|WO2012004420A1||Jul 11, 2011||Jan 12, 2012||Artesis Hogeschool Antwerpen||Methods and systems for adapting object locating|
|WO2012151318A1 *||May 2, 2012||Nov 8, 2012||Eido, Llc||Range localization system|
|U.S. Classification||342/450, 342/465, 342/451|
|International Classification||G06K17/00, G01S13/76, G01S13/87, G06K7/00, G01S5/06, G01S13/82, G01S19/11, G01S5/02|
|Cooperative Classification||G01S13/82, G01S13/878, G06K2017/0045, G01S5/06, G01S5/02, G06K7/0008, G01S5/021, G01S13/825, G06K7/10356, G01S13/767, G06K7/10079|
|European Classification||G06K7/10A8G, G06K7/10A1E, G01S5/06, G01S5/02A1, G01S13/76R, G01S13/87E, G01S13/82, G01S5/02, G06K7/00E|
|May 19, 2003||AS||Assignment|
Owner name: SILICON VALLEY BANK, CALIFORNIA
Free format text: SECURITY AGREEMENT;ASSIGNOR:WHERENET CORP.;REEL/FRAME:014918/0646
Effective date: 20030428
|Oct 26, 2005||FPAY||Fee payment|
Year of fee payment: 4
|Feb 1, 2007||AS||Assignment|
Owner name: WHERENET CORPORATION, CALIFORNIA
Free format text: RELEASE BY SECURED PARTY;ASSIGNOR:SILICON VALLEY BANK;REEL/FRAME:018866/0148
Effective date: 20070129
|Feb 6, 2007||AS||Assignment|
Owner name: SILICON VALLEY BANK, CALIFORNIA
Free format text: SECURITY INTERESTS RELEASE;ASSIGNOR:WHERENET CORP.;REEL/FRAME:018855/0734

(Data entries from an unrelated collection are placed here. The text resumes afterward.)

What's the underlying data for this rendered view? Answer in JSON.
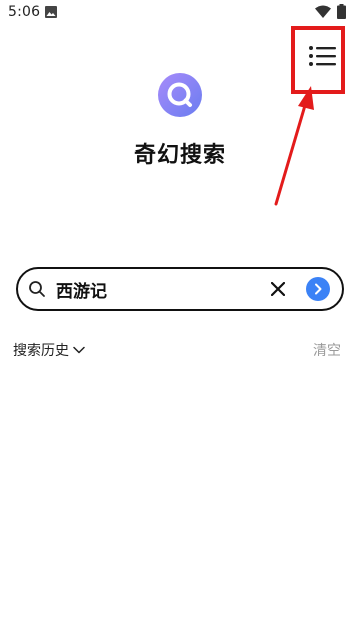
{
  "status_bar": {
    "time": "5:06",
    "icons": [
      "photo-icon",
      "wifi-icon",
      "battery-icon"
    ]
  },
  "header": {
    "menu_icon": "menu-list-icon",
    "annotation_color": "#e31b1b"
  },
  "app": {
    "title": "奇幻搜索",
    "logo_colors": [
      "#9a8cf0",
      "#6a7df0"
    ]
  },
  "search": {
    "value": "西游记",
    "icon": "search-icon",
    "clear_icon": "close-icon",
    "submit_icon": "chevron-right-icon",
    "submit_color": "#3b82f6"
  },
  "history": {
    "label": "搜索历史",
    "toggle_icon": "chevron-down-icon",
    "clear_label": "清空"
  }
}
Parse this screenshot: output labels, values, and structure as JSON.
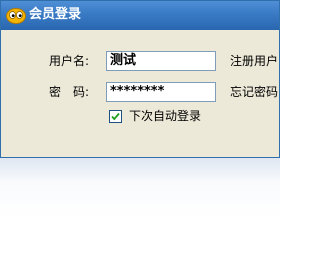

Effective date: 20070125
|Sep 30, 2009||FPAY||Fee payment|
Year of fee payment: 8
|Oct 29, 2010||AS||Assignment|
Owner name: ZEBRA ENTERPRISE SOLUTIONS CORP., CALIFORNIA
Free format text: CHANGE OF NAME;ASSIGNOR:WHERENET CORP.;REEL/FRAME:025217/0323
Effective date: 20090713
|Oct 30, 2013||FPAY||Fee payment|
Year of fee payment: 12
|Oct 31, 2014||AS||Assignment|
Owner name: MORGAN STANLEY SENIOR FUNDING, INC. AS THE COLLATE
Free format text: SECURITY AGREEMENT;ASSIGNORS:ZIH CORP.;LASER BAND, LLC;ZEBRA ENTERPRISE SOLUTIONS CORP.;AND OTHERS;REEL/FRAME:034114/0270
Effective date: 20141027
|Aug 28, 2015||AS||Assignment|
Owner name: ZIH CORP., ILLINOIS
Free format text: ASSIGNMENT OF ASSIGNORS INTEREST;ASSIGNOR:ZEBRA ENTERPRISE SOLUTIONS CORP.;REEL/FRAME:036503/0630
Effective date: 20150828
|Sep 4, 2015||AS||Assignment|
Owner name: ZIH CORP., ILLINOIS
Free format text: ASSIGNMENT OF ASSIGNORS INTEREST;ASSIGNOR:ZEBRA ENTERPRISE SOLUTIONS CORP.;REEL/FRAME:036552/0588
Effective date: 20150828